Many clients often wonder whether it is necessary to re-engineer their existing processes before implementing cutting-edge Contract Lifecycle Management (CLM) technologies. They question whether it’s necessary to make extensive changes or if they can simply automate their processes as they are, especially if they already show promise. Interestingly, while consultants and CLM vendors often stress the importance of adhering to ‘best practices’, clients often struggle to follow this advice. They feel compelled to prioritize quick wins to demonstrate early successes to their internal stakeholders and secure further funding for their CLM initiatives.
At its core, the recommended best practices or blueprints aim to standardize contract processes across different companies, regardless of their size or structure. This approach does make sense but only for routine tasks that can be easily measured. However, the inherent rigidity fails to accommodate the dynamic thinking and actions of individuals in a knowledge-driven economy. Moreover, hastily abandoning well-established processes also undermines the years of effort invested in perfecting them.
The value of long-standing processes
Take the case of a large healthtech company that had invested considerable time and effort into harmonizing and optimizing its contracting processes over the years. The company had successfully managed its legal workload, achieved good turnaround times, and fostered a collaborative environment where the sales and legal teams worked together effectively. However, the outbreak of COVID-19 presented a new challenge.
Suddenly, the company found itself at the forefront of the battle against the pandemic, as lawmakers sought their assistance. Simultaneously, the company had to transition to remote work to prioritize the health and safety of its employees. While their existing contracting processes were effective, they needed to adapt them to the evolving circumstances using technology.
Unfortunately, consultants and CLM vendors insisted on imposing their best practices onto the company. Despite some reservations, the company went along with the recommendations. After a lengthy 1.5-year implementation process and a significant investment in consulting hours, the “urgent” CLM system finally went live. However, the company soon realized that they couldn’t fully function within the confines of the system. Many essential tasks still had to be performed outside the CLM system, leading to inefficiencies and an overstaffed workforce.
This client’s experience is not uncommon. While it is true that not all processes are suitable for replication, it is equally important not to hastily abandon well-established processes. Unfortunately, it is often the latter that contributes to the failures of CLM implementations.

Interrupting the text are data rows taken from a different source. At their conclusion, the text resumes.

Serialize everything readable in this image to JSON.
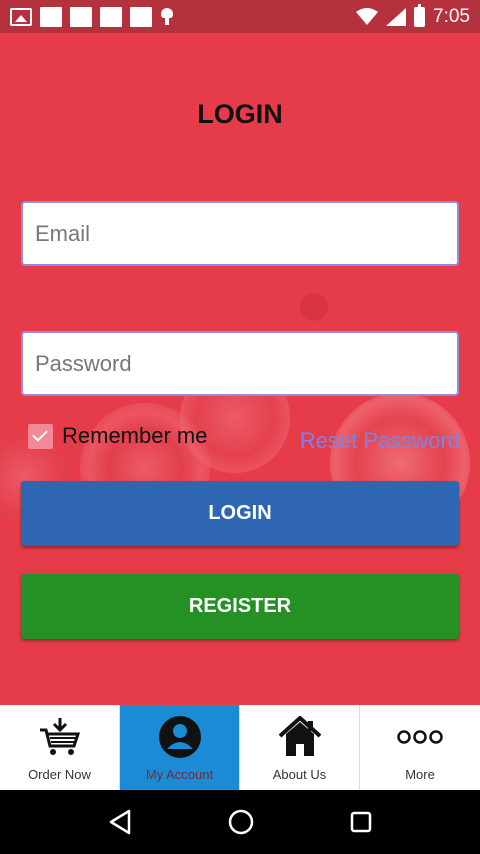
{
  "status_bar": {
    "time": "7:05"
  },
  "page": {
    "title": "LOGIN"
  },
  "form": {
    "email_placeholder": "Email",
    "password_placeholder": "Password",
    "remember_label": "Remember me",
    "reset_label": "Reset Password",
    "login_label": "LOGIN",
    "register_label": "REGISTER"
  },
  "bottom_nav": [
    {
      "label": "Order Now",
      "icon": "cart-icon"
    },
    {
      "label": "My Account",
      "icon": "account-icon",
      "active": true
    },
    {
      "label": "About Us",
      "icon": "home-icon"
    },
    {
      "label": "More",
      "icon": "more-icon"
    }
  ],
  "colors": {
    "background": "#e63c4a",
    "login_button": "#2f66b2",
    "register_button": "#259125",
    "active_tab": "#1b8bd6",
    "link": "#7b84e6"
  }
}
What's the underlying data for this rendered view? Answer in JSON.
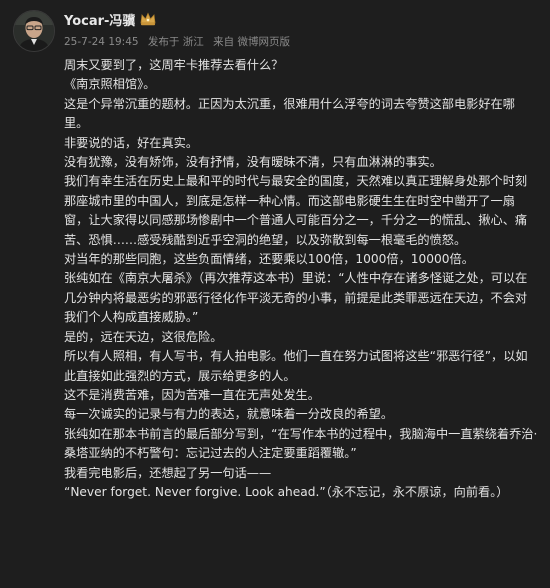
{
  "user": {
    "name": "Yocar-冯骥"
  },
  "meta": {
    "time": "25-7-24 19:45",
    "location": "发布于 浙江",
    "source": "来自 微博网页版"
  },
  "icons": {
    "avatar": "avatar-photo",
    "badge": "vip-crown-icon"
  },
  "post": {
    "paragraphs": [
      "周末又要到了，这周牢卡推荐去看什么？",
      "《南京照相馆》。",
      "这是个异常沉重的题材。正因为太沉重，很难用什么浮夸的词去夸赞这部电影好在哪里。",
      "非要说的话，好在真实。",
      "没有犹豫，没有矫饰，没有抒情，没有暧昧不清，只有血淋淋的事实。",
      "我们有幸生活在历史上最和平的时代与最安全的国度，天然难以真正理解身处那个时刻那座城市里的中国人，到底是怎样一种心情。而这部电影硬生生在时空中凿开了一扇窗，让大家得以同感那场惨剧中一个普通人可能百分之一，千分之一的慌乱、揪心、痛苦、恐惧……感受残酷到近乎空洞的绝望，以及弥散到每一根毫毛的愤怒。",
      "对当年的那些同胞，这些负面情绪，还要乘以100倍，1000倍，10000倍。",
      "张纯如在《南京大屠杀》（再次推荐这本书）里说：“人性中存在诸多怪诞之处，可以在几分钟内将最恶劣的邪恶行径化作平淡无奇的小事，前提是此类罪恶远在天边，不会对我们个人构成直接威胁。”",
      "是的，远在天边，这很危险。",
      "所以有人照相，有人写书，有人拍电影。他们一直在努力试图将这些“邪恶行径”，以如此直接如此强烈的方式，展示给更多的人。",
      "这不是消费苦难，因为苦难一直在无声处发生。",
      "每一次诚实的记录与有力的表达，就意味着一分改良的希望。",
      "张纯如在那本书前言的最后部分写到，“在写作本书的过程中，我脑海中一直萦绕着乔治·桑塔亚纳的不朽警句：忘记过去的人注定要重蹈覆辙。”",
      "我看完电影后，还想起了另一句话——",
      "“Never forget. Never forgive. Look ahead.”（永不忘记，永不原谅，向前看。）"
    ]
  }
}
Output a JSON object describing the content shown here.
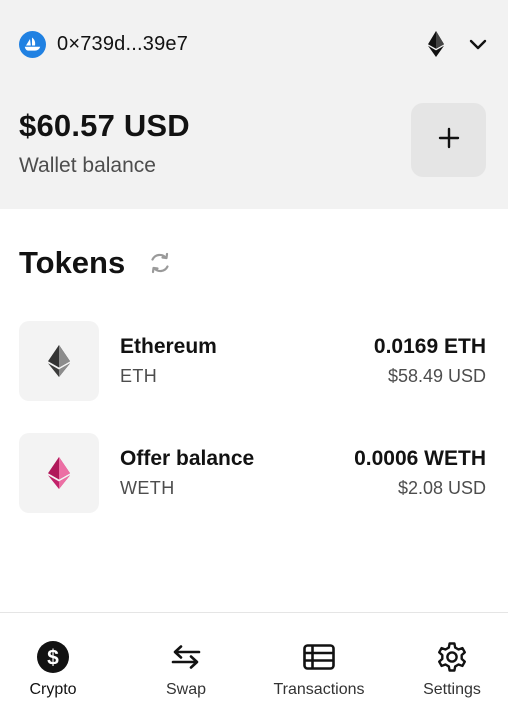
{
  "header": {
    "account_address": "0×739d...39e7",
    "network_icon": "ethereum-icon",
    "dropdown_icon": "chevron-down-icon"
  },
  "wallet": {
    "balance": "$60.57 USD",
    "balance_label": "Wallet balance",
    "add_button_symbol": "+"
  },
  "tokens": {
    "title": "Tokens",
    "refresh_icon": "refresh-icon",
    "items": [
      {
        "name": "Ethereum",
        "symbol": "ETH",
        "amount": "0.0169 ETH",
        "usd": "$58.49 USD",
        "icon": "ethereum-icon",
        "color": "#3c3c3d"
      },
      {
        "name": "Offer balance",
        "symbol": "WETH",
        "amount": "0.0006 WETH",
        "usd": "$2.08 USD",
        "icon": "weth-icon",
        "color": "#ec4d8c"
      }
    ]
  },
  "nav": {
    "items": [
      {
        "label": "Crypto",
        "icon": "dollar-icon",
        "active": true
      },
      {
        "label": "Swap",
        "icon": "swap-arrows-icon",
        "active": false
      },
      {
        "label": "Transactions",
        "icon": "list-table-icon",
        "active": false
      },
      {
        "label": "Settings",
        "icon": "gear-icon",
        "active": false
      }
    ]
  },
  "colors": {
    "accent": "#2081e2",
    "header_bg": "#f2f2f2",
    "text_primary": "#121212",
    "text_secondary": "#4d4d4d"
  }
}
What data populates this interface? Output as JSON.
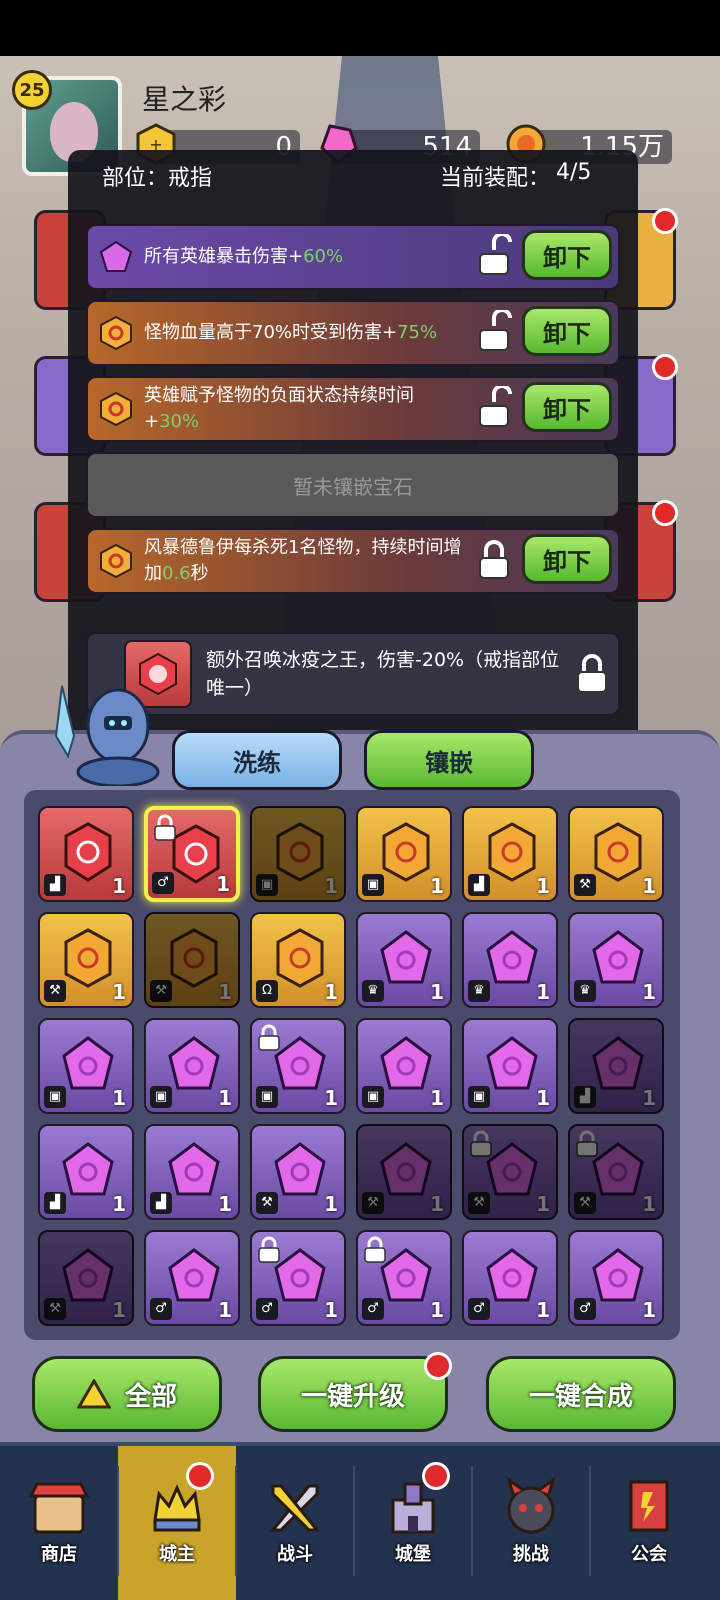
{
  "player": {
    "level": "25",
    "name": "星之彩"
  },
  "currencies": [
    {
      "name": "gold-coin-icon",
      "value": "0"
    },
    {
      "name": "pink-gem-icon",
      "value": "514"
    },
    {
      "name": "gold-medal-icon",
      "value": "1.15万"
    }
  ],
  "panel": {
    "slot_label": "部位：戒指",
    "equip_label": "当前装配：",
    "equip_count": "4/5",
    "rows": [
      {
        "type": "purple",
        "text": "所有英雄暴击伤害+",
        "value": "60%",
        "suffix": "",
        "button": "卸下",
        "locked": false
      },
      {
        "type": "orange",
        "text": "怪物血量高于70%时受到伤害+",
        "value": "75%",
        "suffix": "",
        "button": "卸下",
        "locked": false
      },
      {
        "type": "orange",
        "text": "英雄赋予怪物的负面状态持续时间+",
        "value": "30%",
        "suffix": "",
        "button": "卸下",
        "locked": false
      },
      {
        "type": "empty",
        "text": "暂未镶嵌宝石"
      },
      {
        "type": "orange",
        "text": "风暴德鲁伊每杀死1名怪物，持续时间增加",
        "value": "0.6",
        "suffix": "秒",
        "button": "卸下",
        "locked": true
      }
    ],
    "special": {
      "text": "额外召唤冰疫之王，伤害-20%（戒指部位唯一）"
    },
    "refine_button": "洗练",
    "inlay_button": "镶嵌"
  },
  "grid": {
    "cells": [
      {
        "color": "red",
        "part": "boot",
        "count": "1"
      },
      {
        "color": "red",
        "part": "ring",
        "count": "1",
        "selected": true,
        "locked": true
      },
      {
        "color": "gold",
        "part": "armor",
        "count": "1",
        "dim": true
      },
      {
        "color": "gold",
        "part": "armor",
        "count": "1"
      },
      {
        "color": "gold",
        "part": "boot",
        "count": "1"
      },
      {
        "color": "gold",
        "part": "weapon",
        "count": "1"
      },
      {
        "color": "gold",
        "part": "weapon",
        "count": "1"
      },
      {
        "color": "gold",
        "part": "weapon",
        "count": "1",
        "dim": true
      },
      {
        "color": "gold",
        "part": "necklace",
        "count": "1"
      },
      {
        "color": "purple",
        "part": "crown",
        "count": "1"
      },
      {
        "color": "purple",
        "part": "crown",
        "count": "1"
      },
      {
        "color": "purple",
        "part": "crown",
        "count": "1"
      },
      {
        "color": "purple",
        "part": "armor",
        "count": "1"
      },
      {
        "color": "purple",
        "part": "armor",
        "count": "1"
      },
      {
        "color": "purple",
        "part": "armor",
        "count": "1",
        "locked": true
      },
      {
        "color": "purple",
        "part": "armor",
        "count": "1"
      },
      {
        "color": "purple",
        "part": "armor",
        "count": "1"
      },
      {
        "color": "purple",
        "part": "boot",
        "count": "1",
        "dim": true
      },
      {
        "color": "purple",
        "part": "boot",
        "count": "1"
      },
      {
        "color": "purple",
        "part": "boot",
        "count": "1"
      },
      {
        "color": "purple",
        "part": "weapon",
        "count": "1"
      },
      {
        "color": "purple",
        "part": "weapon",
        "count": "1",
        "dim": true
      },
      {
        "color": "purple",
        "part": "weapon",
        "count": "1",
        "dim": true,
        "locked": true
      },
      {
        "color": "purple",
        "part": "weapon",
        "count": "1",
        "dim": true,
        "locked": true
      },
      {
        "color": "purple",
        "part": "weapon",
        "count": "1",
        "dim": true
      },
      {
        "color": "purple",
        "part": "ring",
        "count": "1"
      },
      {
        "color": "purple",
        "part": "ring",
        "count": "1",
        "locked": true
      },
      {
        "color": "purple",
        "part": "ring",
        "count": "1",
        "locked": true
      },
      {
        "color": "purple",
        "part": "ring",
        "count": "1"
      },
      {
        "color": "purple",
        "part": "ring",
        "count": "1"
      }
    ]
  },
  "actions": {
    "all": "全部",
    "upgrade": "一键升级",
    "merge": "一键合成"
  },
  "nav": [
    {
      "label": "商店",
      "icon": "shop-icon"
    },
    {
      "label": "城主",
      "icon": "lord-icon",
      "active": true,
      "badge": true
    },
    {
      "label": "战斗",
      "icon": "battle-swords-icon"
    },
    {
      "label": "城堡",
      "icon": "castle-icon",
      "badge": true
    },
    {
      "label": "挑战",
      "icon": "challenge-demon-icon"
    },
    {
      "label": "公会",
      "icon": "guild-banner-icon"
    }
  ],
  "colors": {
    "accent_green": "#7fd06a",
    "badge_red": "#e02a2a",
    "nav_active": "#c8a42a"
  }
}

As evident in the case above, it’s crucial to understand the tradeoffs when rethinking processes and evaluate how well the CLM vendor’s vision aligns with your own. It can be overwhelming, which brings us back to our initial goal of achieving quick wins.
Starting small and focusing on quick wins not only allows you to showcase early successes to stakeholders but also minimizes risks and enhances effectiveness. Taking an incremental approach ensures that you make steady progress without overwhelming your organization or sacrificing long-term objectives. It also facilitates continuous learning that can be applied as you progress to new phases, making your journey smarter and faster.
But what if a full-scale rollout is more suitable for your organization? In that case, it’s important to fully understand the impact a CLM system will have. Work closely with vendors to get a detailed understanding of what the future will look like in practical terms and thoroughly analyze your existing processes.
This process will help you choose the right partners. Your CLM vendor should not merely be focused on selling a product. They should be committed to your long-term success, supporting you throughout your entire digital transformation journey. Look for vendors with deep expertise in contracting and a proven track record of successful enterprise-wide implementations.
It’s crucial to recognize that CLM failures don’t necessarily stem from a failure to adapt or transform processes. Instead, they often result from a fundamental mismatch between your organization’s needs and the capabilities of the chosen CLM technology. Getting the fundamental alignment right will bring benefits beyond contract management.
By navigating the potential pitfalls, understanding the impact, and making informed choices, companies can maximize the success of their CLM implementation. Balancing the power of CLM technologies with the value of their established processes sets the stage for a transformative journey towards greater efficiency, improved outcomes, and long-term success in contract management.